Since our pioneering carbon audit in 2004 we’ve achieved tangible progress in efficiently managing our consumption of materials and energy, reducing the greenhouse gas emissions generated by transport of our products, as well as in waste management.
Ten years on, this remains a daily priority, led by a central Environment Department that coordinates over 50 correspondents within our different segments and sites. Like travelers engaged with the world, they cascade Louis Vuitton’s environment commitments, ensuring that they mesh with our strategy. There are of course many areas where we can progress further, particularly in terms of eco-design for our products. The issues addressed by the COP21 conference remind us that these efforts are essential. And as a leading luxury house, Louis Vuitton must play an exemplary role, both vis-à-vis the luxury industry and also towards our customers, stakeholders and society as a whole.
Is there one particular initiative Louis Vuitton has taken of which you’re especially proud?
What’s remarkable to start with is seeing the motivation of our teams and employees, who are true eco-citizens when it comes to the environment, proposing an abundance of initiatives that generally spring from simple good sense. This is also a unifying issue that strengthens synergies, because acting responsibly requires coordination across entities to avoid simply transferring emissions to another unit. Plus we should be frank and recognize that ecological practices also save money, particularly if you look at the total cost and long-term benefits.
But to answer your question, I naturally think of a project that both supports our business development and I think illustrates Louis Vuitton’s ambitious commitments to the environment.
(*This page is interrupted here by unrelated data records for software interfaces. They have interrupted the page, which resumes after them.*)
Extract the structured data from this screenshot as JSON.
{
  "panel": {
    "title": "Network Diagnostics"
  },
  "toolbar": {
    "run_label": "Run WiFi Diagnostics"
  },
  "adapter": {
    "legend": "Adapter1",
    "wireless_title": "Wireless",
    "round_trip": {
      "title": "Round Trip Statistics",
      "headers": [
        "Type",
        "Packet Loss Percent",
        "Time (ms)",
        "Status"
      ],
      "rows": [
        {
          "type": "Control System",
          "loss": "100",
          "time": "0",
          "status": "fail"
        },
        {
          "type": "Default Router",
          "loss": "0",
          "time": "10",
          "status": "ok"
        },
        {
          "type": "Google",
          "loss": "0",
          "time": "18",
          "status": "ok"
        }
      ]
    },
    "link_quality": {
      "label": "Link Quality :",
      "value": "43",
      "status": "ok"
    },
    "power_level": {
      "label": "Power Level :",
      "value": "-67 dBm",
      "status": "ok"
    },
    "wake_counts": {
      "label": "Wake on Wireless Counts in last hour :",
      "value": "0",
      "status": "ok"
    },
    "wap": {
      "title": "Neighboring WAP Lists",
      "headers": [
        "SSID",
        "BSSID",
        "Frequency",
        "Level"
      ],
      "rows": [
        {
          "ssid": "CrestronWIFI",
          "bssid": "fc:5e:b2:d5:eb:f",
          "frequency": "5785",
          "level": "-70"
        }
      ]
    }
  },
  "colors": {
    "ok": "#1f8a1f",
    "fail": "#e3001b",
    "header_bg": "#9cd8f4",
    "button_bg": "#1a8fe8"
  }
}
In November 2013, Louis Vuitton became the first company in the world to earn ISO 14000 environmental management certification for our Leather Goods and Accessories Supply Chain. This proactive initiative ensures that we deploy a supply chain that’s more efficient, that we have the right product at the right place at the right time, all with a reduced environmental impact.
Concretely, the Green Supply Chain project allowed us to set up a range of initiatives that foster a virtuous circle: development of an application for real-time management of the CO2 emissions generated by product transport, reduction of kilometers traveled and volumes shipped and optimized transport packaging. Today, because we’ve made environmental performance an eliminatory criteria in our requests for proposals from transport and logistics providers, we have the means to demand cleaner vehicle fleets and push for deployment of green transportation solutions.
How will the creation of the LVMH Carbon Fund help Louis Vuitton reduce its greenhouse gas emissions?
The results of Louis Vuitton’s first carbon audit made the members of the executive committee aware of the need to take action and make environmental performance a priority for activities that generate the most CO2 emissions, namely transport for our products, the energy consumption of our stores and the design of our products.
Today I view the creation of the Carbon Fund above all as a powerful innovation driver that will help our Maison thrive in the future. Because the fund introduces constraints it creates opportunities for Louis Vuitton to go further with environmental initiatives that have been in place for some time already in order to continue to reduce our carbon footprint. These include expanding electric vehicle deliveries, developing maritime shipping, introducing LED lighting at our sites, etc.
What’s more because creativity is part of Louis Vuitton’s DNA, I’m confident that we’ll invent alternative solutions for products that are more desirable than ever for a more sustainable world.